Now you know what kind of data is usually in a warehouse, and that it’s important to be able to get that data out of the warehouse and into your team’s operational SaaS tools. Reverse ETL is the process of making that happen. Another way of thinking about it is that Reverse ETL lets you operationalize your data, which is just a fancy way of saying you can actually use your data for day-to-day actions and decisions vs. sending it into a dashboard that’ll get stale in a couple weeks.
→ SaaS tools have databases you can use
All of the aforementioned tools – Salesforce, Hubspot, etc. – allow you to send data to them that they’ll store for you and surface in the tool’s UI. They usually expose this functionality via a set of APIs – like this one from Salesforce. Once you get data in, you’ll see it in context when you’re using the tool. Here’s an example from Intercom that you’d see next to a support conversation with a user:
Whoever set this up is pulling data on the company’s internal ID, their team size, their monthly spend (they’re not spending anything!), and their website, which is also unknown. They used Intercom’s API to get this data into Intercom’s systems, and now they can use it side by side with the tool. The data you’re seeing here got to where it is via Reverse ETL.
→ Wave 1: build reverse ETL from scratch
Until recently, state of the art was to do reverse ETL manually. To logistically get data from your warehouse into SaaS tools, you need to set up some sort of recurring job that pulls data out and uses the SaaS tool’s APIs to get it into their systems. The APIs will require that data fits a specific format, so you’ll likely need to transform it in flight. You’d also need to set up reporting and a retry scheme for when errors happen, because errors will happen.
🔍 Deeper Look 🔍
The process of building reverse ETL pipelines from scratch actually very closely mirrors building normal ETL pipelines from scratch to get data into your warehouse. The doubly annoying thing here is that each destination – i.e. the APIs of your SaaS tools – require data in slightly different formats and configurations, which means each pipeline needs to be customized.
🔍 Deeper Look 🔍
In case my phrasing didn’t make it obvious, this is kind of a pain in the ass, especially since APIs and formats change over time. A few years ago, purpose built tools started popping up to make things easier.
→ Wave 2: purpose built SaaS for reverse ETL
Today, you can use something like Census or Hightouch to do reverse ETL for you pretty easily – you just need to do a little up front configuration. These tools connect to your sources (data warehouse and others), your destinations (Salesforce, Hubspot, etc.) and let you easily move data between them using SQL. You can also create models that organize your data and prep it for the format your tools want to intake it in.
A common use case might be to sync your marketing attribution data from your warehouse to Hubspot once a day. Census will let you schedule that sync, transform the data if you need to in advance, and show you a history of how each sync went:

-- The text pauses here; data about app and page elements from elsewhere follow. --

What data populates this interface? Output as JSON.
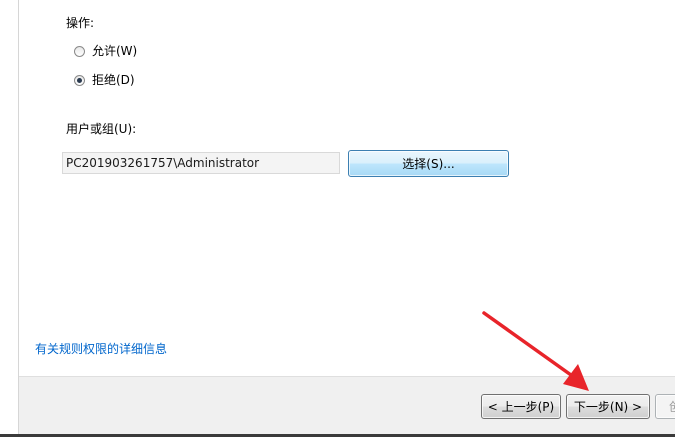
{
  "action": {
    "label": "操作:",
    "options": [
      {
        "label": "允许(W)",
        "checked": false
      },
      {
        "label": "拒绝(D)",
        "checked": true
      }
    ]
  },
  "user_group": {
    "label": "用户或组(U):",
    "value": "PC201903261757\\Administrator",
    "select_button_label": "选择(S)..."
  },
  "learn_more_link": "有关规则权限的详细信息",
  "footer": {
    "back_label": "< 上一步(P)",
    "next_label": "下一步(N) >",
    "create_label_partial": "创"
  },
  "colors": {
    "link": "#0066cc",
    "annotation_arrow": "#e8242a",
    "select_button_border": "#3c7fb1"
  },
  "icons": {
    "annotation": "red-arrow-icon",
    "radio_unchecked": "radio-unchecked-icon",
    "radio_checked": "radio-checked-icon"
  }
}
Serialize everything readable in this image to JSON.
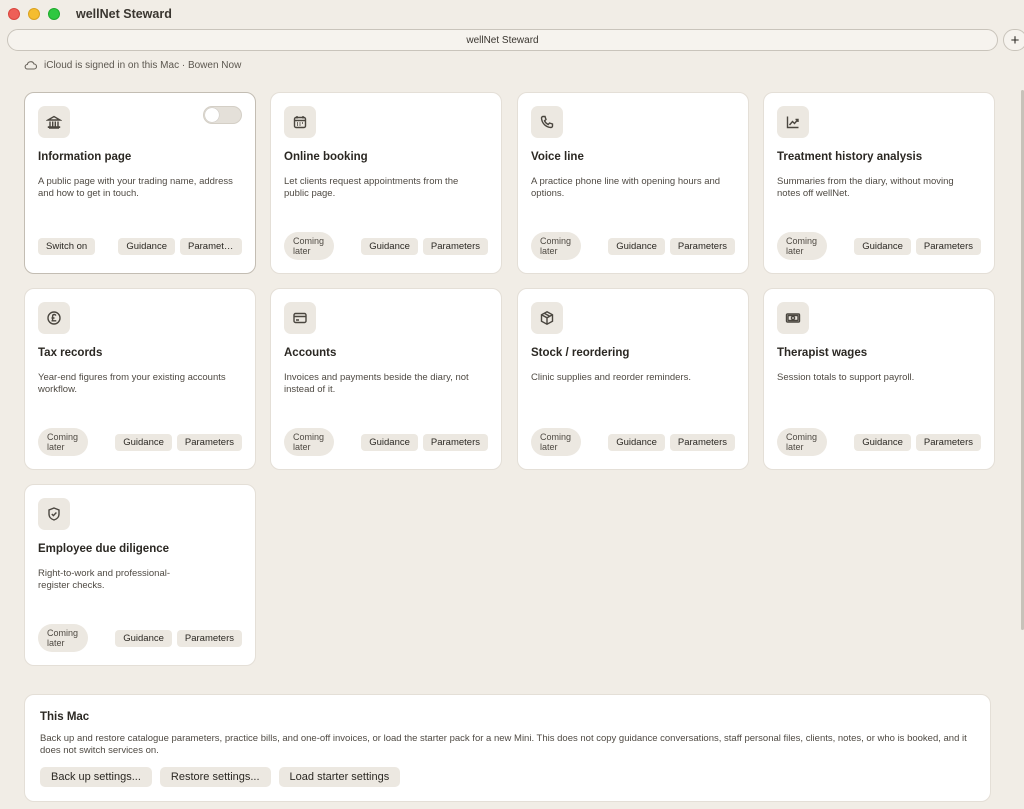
{
  "window": {
    "title": "wellNet Steward"
  },
  "address_bar": {
    "title": "wellNet Steward",
    "new_tab": "+"
  },
  "status": {
    "icloud_text": "iCloud is signed in on this Mac · Bowen Now"
  },
  "labels": {
    "coming_later": "Coming later",
    "guidance": "Guidance",
    "parameters": "Parameters",
    "parameters_truncated": "Paramete...",
    "switch_on": "Switch on"
  },
  "cards": [
    {
      "title": "Information page",
      "description": "A public page with your trading name, address and how to get in touch.",
      "icon": "bank-icon",
      "state": "available",
      "toggle_on": false
    },
    {
      "title": "Online booking",
      "description": "Let clients request appointments from the public page.",
      "icon": "calendar-icon",
      "state": "coming-later"
    },
    {
      "title": "Voice line",
      "description": "A practice phone line with opening hours and options.",
      "icon": "phone-icon",
      "state": "coming-later"
    },
    {
      "title": "Treatment history analysis",
      "description": "Summaries from the diary, without moving notes off wellNet.",
      "icon": "chart-up-icon",
      "state": "coming-later"
    },
    {
      "title": "Tax records",
      "description": "Year-end figures from your existing accounts workflow.",
      "icon": "pound-icon",
      "state": "coming-later"
    },
    {
      "title": "Accounts",
      "description": "Invoices and payments beside the diary, not instead of it.",
      "icon": "credit-card-icon",
      "state": "coming-later"
    },
    {
      "title": "Stock / reordering",
      "description": "Clinic supplies and reorder reminders.",
      "icon": "box-icon",
      "state": "coming-later"
    },
    {
      "title": "Therapist wages",
      "description": "Session totals to support payroll.",
      "icon": "banknote-icon",
      "state": "coming-later"
    },
    {
      "title": "Employee due diligence",
      "description": "Right-to-work and professional-register checks.",
      "icon": "shield-check-icon",
      "state": "coming-later"
    }
  ],
  "this_mac": {
    "title": "This Mac",
    "description": "Back up and restore catalogue parameters, practice bills, and one-off invoices, or load the starter pack for a new Mini. This does not copy guidance conversations, staff personal files, clients, notes, or who is booked, and it does not switch services on.",
    "buttons": {
      "backup": "Back up settings...",
      "restore": "Restore settings...",
      "load_starter": "Load starter settings"
    }
  }
}
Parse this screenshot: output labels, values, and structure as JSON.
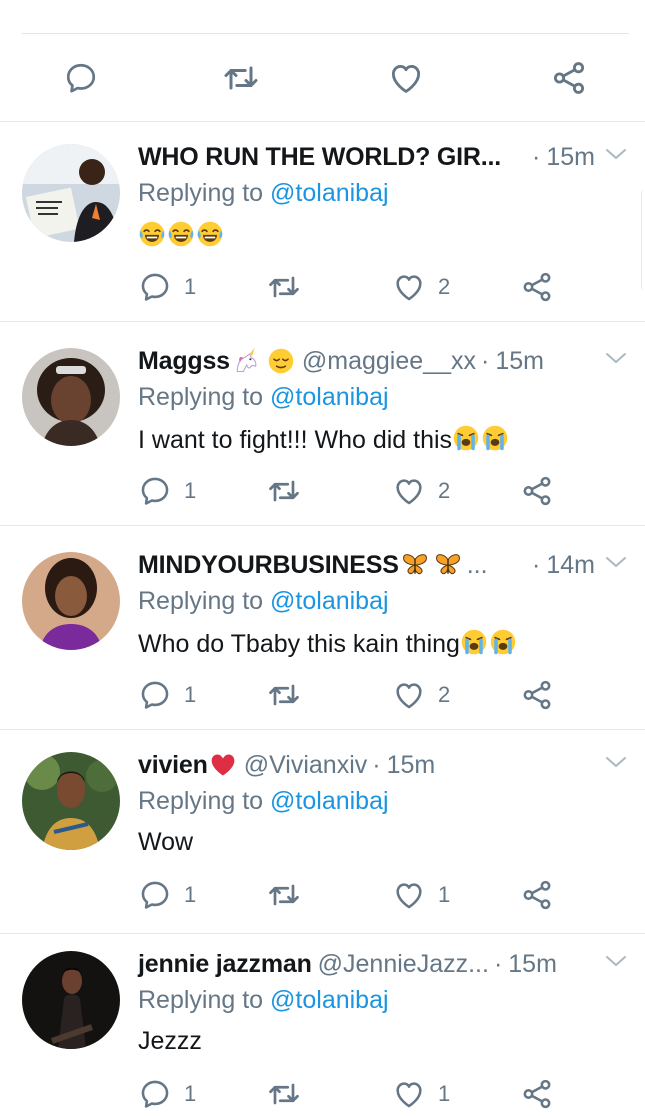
{
  "colors": {
    "link": "#1b95e0",
    "meta": "#657786",
    "text": "#14171a",
    "icon": "#657786",
    "separator": "#e1e8ed"
  },
  "top_actions": [
    "reply-icon",
    "retweet-icon",
    "like-icon",
    "share-icon"
  ],
  "tweets": [
    {
      "name": "WHO RUN THE WORLD? GIR...",
      "name_emoji": [],
      "handle": "",
      "time": "15m",
      "replying_label": "Replying to",
      "reply_to": "@tolanibaj",
      "text": "",
      "text_emoji": [
        "face-with-tears-of-joy",
        "face-with-tears-of-joy",
        "face-with-tears-of-joy"
      ],
      "replies": "1",
      "retweets": "",
      "likes": "2"
    },
    {
      "name": "Maggss",
      "name_emoji": [
        "unicorn",
        "relieved-face"
      ],
      "handle": "@maggiee__xx",
      "time": "15m",
      "replying_label": "Replying to",
      "reply_to": "@tolanibaj",
      "text": "I want to fight!!! Who did this",
      "text_emoji": [
        "loudly-crying-face",
        "loudly-crying-face"
      ],
      "replies": "1",
      "retweets": "",
      "likes": "2"
    },
    {
      "name": "MINDYOURBUSINESS",
      "name_emoji": [
        "butterfly",
        "butterfly"
      ],
      "name_suffix": "...",
      "handle": "",
      "time": "14m",
      "replying_label": "Replying to",
      "reply_to": "@tolanibaj",
      "text": "Who do Tbaby this kain thing",
      "text_emoji": [
        "loudly-crying-face",
        "loudly-crying-face"
      ],
      "replies": "1",
      "retweets": "",
      "likes": "2"
    },
    {
      "name": "vivien",
      "name_emoji": [
        "red-heart"
      ],
      "handle": "@Vivianxiv",
      "time": "15m",
      "replying_label": "Replying to",
      "reply_to": "@tolanibaj",
      "text": "Wow",
      "text_emoji": [],
      "replies": "1",
      "retweets": "",
      "likes": "1"
    },
    {
      "name": "jennie jazzman",
      "name_emoji": [],
      "handle": "@JennieJazz...",
      "time": "15m",
      "replying_label": "Replying to",
      "reply_to": "@tolanibaj",
      "text": "Jezzz",
      "text_emoji": [],
      "replies": "1",
      "retweets": "",
      "likes": "1"
    }
  ]
}
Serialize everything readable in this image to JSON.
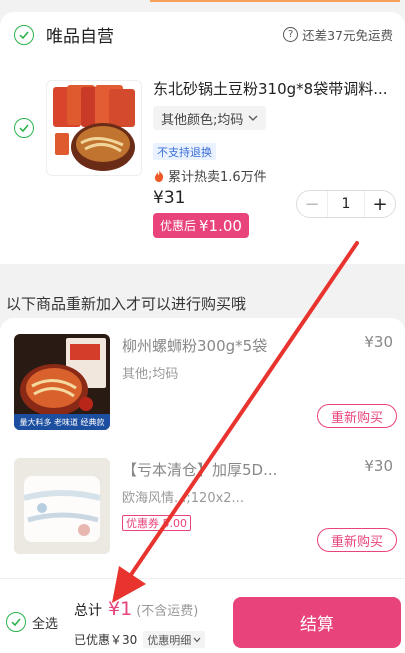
{
  "store": {
    "name": "唯品自营",
    "shipping_note": "还差37元免运费"
  },
  "item1": {
    "title": "东北砂锅土豆粉310g*8袋带调料...",
    "spec": "其他颜色;均码",
    "no_return": "不支持退换",
    "hot_sales": "累计热卖1.6万件",
    "price": "¥31",
    "discount_label": "优惠后",
    "discount_price": "¥1.00",
    "quantity": "1"
  },
  "readd_section": {
    "title": "以下商品重新加入才可以进行购买哦"
  },
  "item2": {
    "title": "柳州螺蛳粉300g*5袋",
    "spec": "其他;均码",
    "price": "¥30",
    "rebuy": "重新购买",
    "thumb_caption": "量大料多 老味道 经典款"
  },
  "item3": {
    "title": "【亏本清仓】加厚5D...",
    "spec": "欧海风情...;120x2...",
    "coupon": "优惠券 5.00",
    "price": "¥30",
    "rebuy": "重新购买"
  },
  "bottom": {
    "select_all": "全选",
    "total_label": "总计",
    "total_amount": "¥1",
    "shipping_excl": "(不含运费)",
    "saved": "已优惠￥30",
    "detail": "优惠明细",
    "checkout": "结算"
  },
  "colors": {
    "accent": "#e8437a",
    "check_green": "#2bb24c",
    "annotation_arrow": "#e8332e"
  }
}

Behind the scenes, they’re taking care of running queries against your warehouse, transforming that data on the fly, and hitting the APIs of your SaaS tools to regularly insert and update the data you want.